Throughout Papers I-V the *WU* phase diagram was referred to extensively. This particular phase diagram has not been used much before, but it is evident that for strongly correlating liquids several features stand out when presented in the *WU* phase diagram. Prominent examples are that isochores are straight lines (with slope γ) and the existence of the “master” isomorph discussed above for generalized LJ systems.

The class of strongly correlating liquids includes, we believe, all van der Waals liquids and metallic liquids (but excludes hydrogen-bonding, covalent, as well as strongly ionic liquids). More simulations, as well as experiments, are needed to substantiate that the class of strongly correlating liquids is this large, but preliminary simulations of simple molecular models like^{28} the asymmetric dumbbell and the Lewis-Wahnstrom OTP three-site model are encouraging. In particular, the isomorph properties of more complex molecule models need to be simulated, as well as theoretically contemplated; the scaling properties of molecules with fixed bond lengths are not trivial. It should be noted that even a quite complex model system like a phospholipid membrane can be strongly correlating with respect to its slow degrees of freedom,^{57} the interactions of which are dominated by van der Waals forces. Another interesting question is to study in detail the properties of liquids where the exponent γ varies significantly throughout the phase diagram, for instance, the Weeks-Chandler-Andersen cutoff variant of the generalized binary LJ liquid that was recently investigated by Coslovich and Roland,^{58} as well as Berthier and Tarjus.^{59} Another system that deserves further investigation is the 200-100 LJ system^{60} which we find to be an exception to the general observation that generalized LJ systems are strongly correlating—presumably because of its extremely narrow range of interactions.

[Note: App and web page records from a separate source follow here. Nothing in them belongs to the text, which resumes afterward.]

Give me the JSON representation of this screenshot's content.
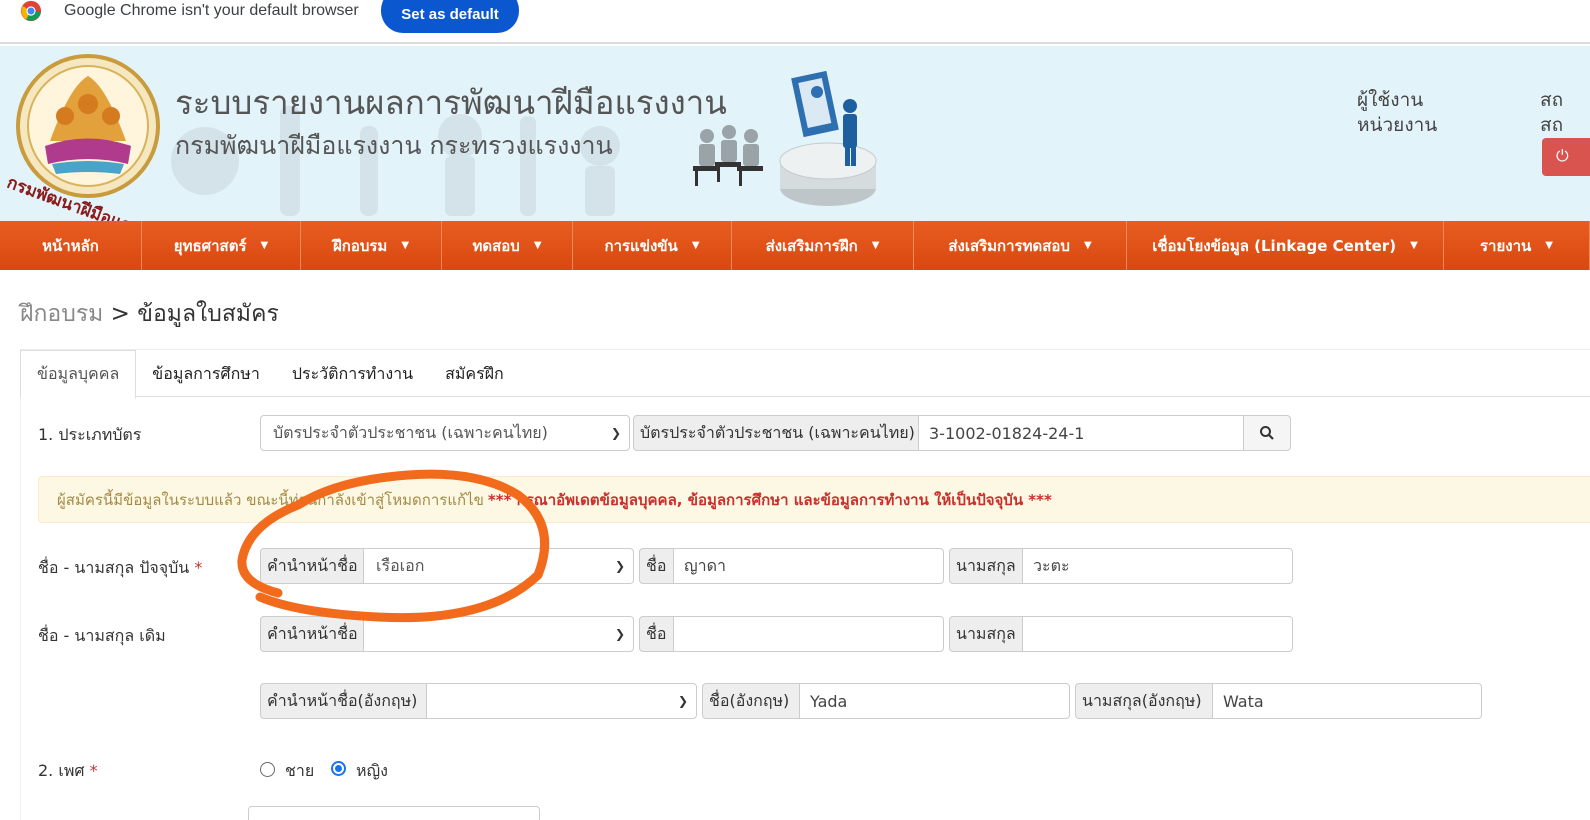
{
  "chrome": {
    "message": "Google Chrome isn't your default browser",
    "set_default": "Set as default"
  },
  "header": {
    "title": "ระบบรายงานผลการพัฒนาฝีมือแรงงาน",
    "subtitle": "กรมพัฒนาฝีมือแรงงาน กระทรวงแรงงาน",
    "user_label": "ผู้ใช้งาน",
    "unit_label": "หน่วยงาน",
    "user_value": "สถ",
    "unit_value": "สถ"
  },
  "nav": [
    {
      "label": "หน้าหลัก",
      "dropdown": false
    },
    {
      "label": "ยุทธศาสตร์",
      "dropdown": true
    },
    {
      "label": "ฝึกอบรม",
      "dropdown": true
    },
    {
      "label": "ทดสอบ",
      "dropdown": true
    },
    {
      "label": "การแข่งขัน",
      "dropdown": true
    },
    {
      "label": "ส่งเสริมการฝึก",
      "dropdown": true
    },
    {
      "label": "ส่งเสริมการทดสอบ",
      "dropdown": true
    },
    {
      "label": "เชื่อมโยงข้อมูล (Linkage Center)",
      "dropdown": true
    },
    {
      "label": "รายงาน",
      "dropdown": true
    }
  ],
  "breadcrumb": {
    "root": "ฝึกอบรม",
    "separator": " > ",
    "current": "ข้อมูลใบสมัคร"
  },
  "tabs": [
    {
      "label": "ข้อมูลบุคคล",
      "active": true
    },
    {
      "label": "ข้อมูลการศึกษา",
      "active": false
    },
    {
      "label": "ประวัติการทำงาน",
      "active": false
    },
    {
      "label": "สมัครฝึก",
      "active": false
    }
  ],
  "form": {
    "card_type": {
      "label": "1. ประเภทบัตร",
      "select_value": "บัตรประจำตัวประชาชน (เฉพาะคนไทย)",
      "addon": "บัตรประจำตัวประชาชน (เฉพาะคนไทย)",
      "id_value": "3-1002-01824-24-1"
    },
    "alert": {
      "notice": "ผู้สมัครนี้มีข้อมูลในระบบแล้ว ขณะนี้ท่านกำลังเข้าสู่โหมดการแก้ไข",
      "warning": "*** กรุณาอัพเดตข้อมูลบุคคล, ข้อมูลการศึกษา และข้อมูลการทำงาน ให้เป็นปัจจุบัน ***"
    },
    "current_name": {
      "label": "ชื่อ - นามสกุล ปัจจุบัน",
      "required": "*",
      "prefix_addon": "คำนำหน้าชื่อ",
      "prefix_value": "เรือเอก",
      "first_addon": "ชื่อ",
      "first_value": "ญาดา",
      "last_addon": "นามสกุล",
      "last_value": "วะตะ"
    },
    "former_name": {
      "label": "ชื่อ - นามสกุล เดิม",
      "prefix_addon": "คำนำหน้าชื่อ",
      "prefix_value": "",
      "first_addon": "ชื่อ",
      "first_value": "",
      "last_addon": "นามสกุล",
      "last_value": ""
    },
    "english_name": {
      "prefix_addon": "คำนำหน้าชื่อ(อังกฤษ)",
      "prefix_value": "",
      "first_addon": "ชื่อ(อังกฤษ)",
      "first_value": "Yada",
      "last_addon": "นามสกุล(อังกฤษ)",
      "last_value": "Wata"
    },
    "gender": {
      "label": "2. เพศ",
      "required": "*",
      "male": "ชาย",
      "female": "หญิง",
      "selected": "หญิง"
    }
  },
  "colors": {
    "nav": "#e2521a",
    "header_bg": "#e3f3fa",
    "annotation": "#f26b1d",
    "alert_text": "#a48a46",
    "alert_warning": "#c9302c"
  }
}
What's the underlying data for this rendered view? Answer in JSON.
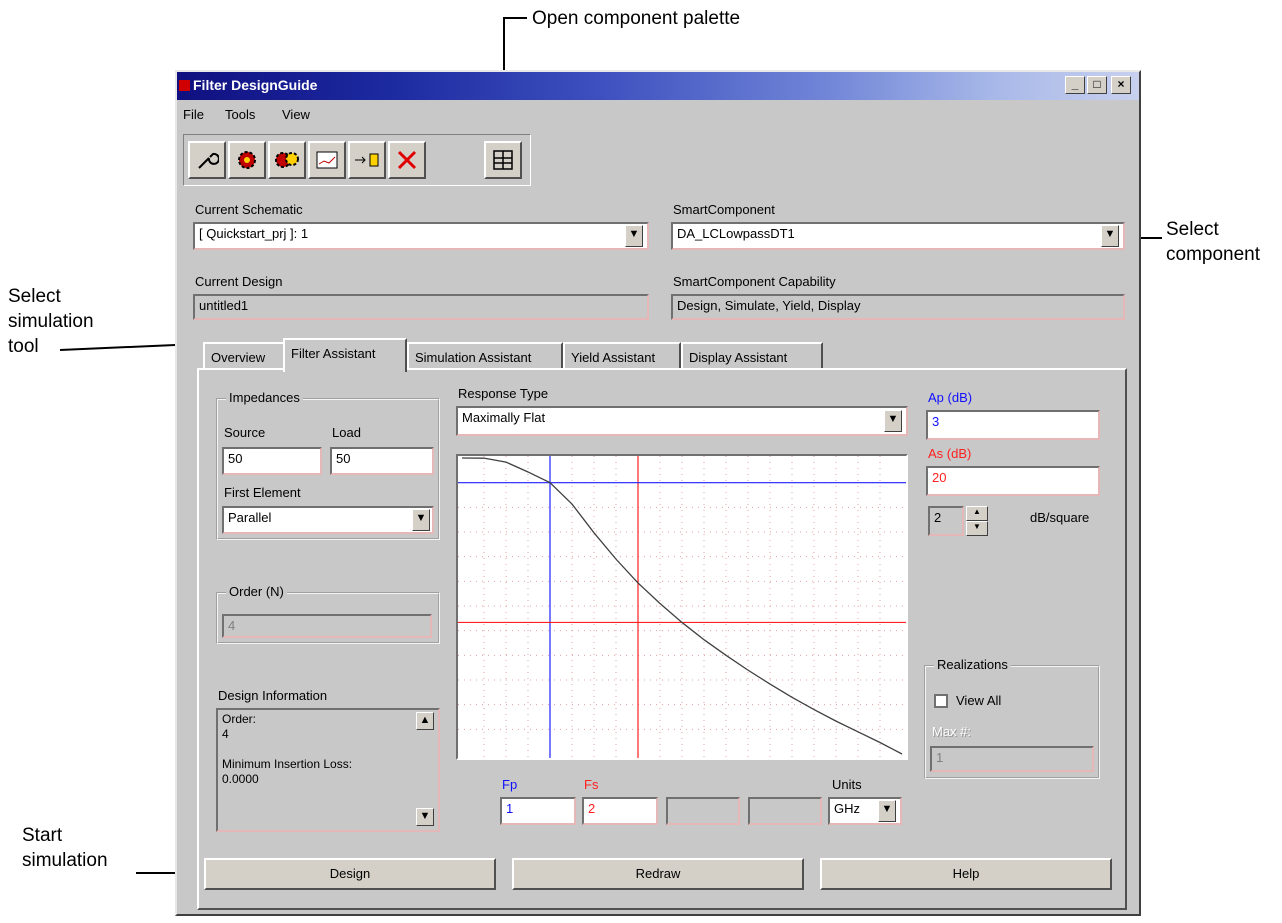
{
  "callouts": {
    "open_palette": "Open component palette",
    "select_component_l1": "Select",
    "select_component_l2": "component",
    "select_sim_l1": "Select",
    "select_sim_l2": "simulation",
    "select_sim_l3": "tool",
    "start_sim_l1": "Start",
    "start_sim_l2": "simulation"
  },
  "window": {
    "title": "Filter DesignGuide",
    "controls": [
      "_",
      "□",
      "×"
    ]
  },
  "menu": [
    "File",
    "Tools",
    "View"
  ],
  "toolbar_icons": [
    "wrench-icon",
    "gear-icon",
    "gears-icon",
    "graph-icon",
    "transfer-icon",
    "delete-icon",
    "palette-icon"
  ],
  "schematic": {
    "label": "Current Schematic",
    "value": "[ Quickstart_prj ]: 1"
  },
  "smart_component": {
    "label": "SmartComponent",
    "value": "DA_LCLowpassDT1"
  },
  "design": {
    "label": "Current Design",
    "value": "untitled1"
  },
  "capability": {
    "label": "SmartComponent Capability",
    "value": "Design, Simulate, Yield, Display"
  },
  "tabs": [
    "Overview",
    "Filter Assistant",
    "Simulation Assistant",
    "Yield Assistant",
    "Display Assistant"
  ],
  "impedances": {
    "title": "Impedances",
    "source_label": "Source",
    "source_value": "50",
    "load_label": "Load",
    "load_value": "50",
    "first_element_label": "First Element",
    "first_element_value": "Parallel"
  },
  "order": {
    "title": "Order (N)",
    "value": "4"
  },
  "design_info": {
    "title": "Design Information",
    "lines": [
      "Order:",
      "4",
      "",
      "Minimum Insertion Loss:",
      "0.0000"
    ]
  },
  "response": {
    "label": "Response Type",
    "value": "Maximally Flat"
  },
  "ap": {
    "label": "Ap (dB)",
    "value": "3",
    "color": "#1010ff"
  },
  "as": {
    "label": "As (dB)",
    "value": "20",
    "color": "#ff2020"
  },
  "slope": {
    "value": "2",
    "unit": "dB/square"
  },
  "realizations": {
    "title": "Realizations",
    "view_all": "View All",
    "max_label": "Max #:",
    "max_value": "1"
  },
  "freq": {
    "fp_label": "Fp",
    "fp_value": "1",
    "fs_label": "Fs",
    "fs_value": "2",
    "units_label": "Units",
    "units_value": "GHz"
  },
  "buttons": {
    "design": "Design",
    "redraw": "Redraw",
    "help": "Help"
  },
  "chart_data": {
    "type": "line",
    "title": "",
    "x": [
      0,
      0.25,
      0.5,
      0.75,
      1.0,
      1.25,
      1.5,
      1.75,
      2.0,
      2.25,
      2.5,
      2.75,
      3.0,
      3.25,
      3.5,
      3.75,
      4.0,
      4.25,
      4.5,
      4.75,
      5.0
    ],
    "series": [
      {
        "values": [
          0,
          0.02,
          0.5,
          1.7,
          3,
          5.6,
          9.1,
          12.3,
          15.2,
          17.7,
          20,
          22.1,
          24,
          25.8,
          27.5,
          29.1,
          30.6,
          32,
          33.3,
          34.6,
          36
        ]
      }
    ],
    "markers": {
      "fp": 1,
      "fs": 2,
      "ap": 3,
      "as": 20
    },
    "grid": true
  }
}
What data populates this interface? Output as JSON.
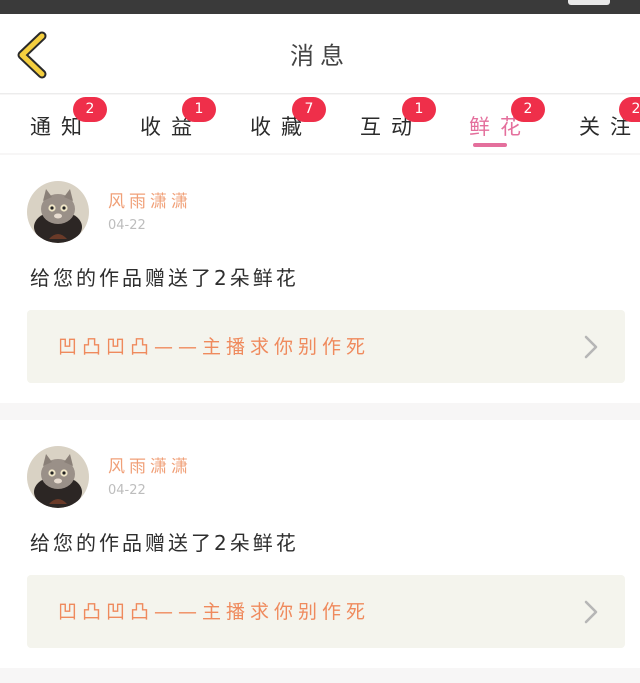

This series of papers investigated in depth the properties of strongly correlating liquids. We believe to have demonstrated that strongly correlating liquids are simpler than liquids in general. Hopefully this insight will turn out to be useful in furthering the understanding of the properties of liquids in general.

## ACKNOWLEDGMENTS

U.R.P. is supported by the Danish Council for Independent Research/Natural Sciences. The center for viscous liquid dynamics “Glass and Time” is sponsored by the Danish National Research Foundation (DNRF).

## REFERENCES

_{αβ}. Reported potentials and virials do not include contributions beyond the cut-off.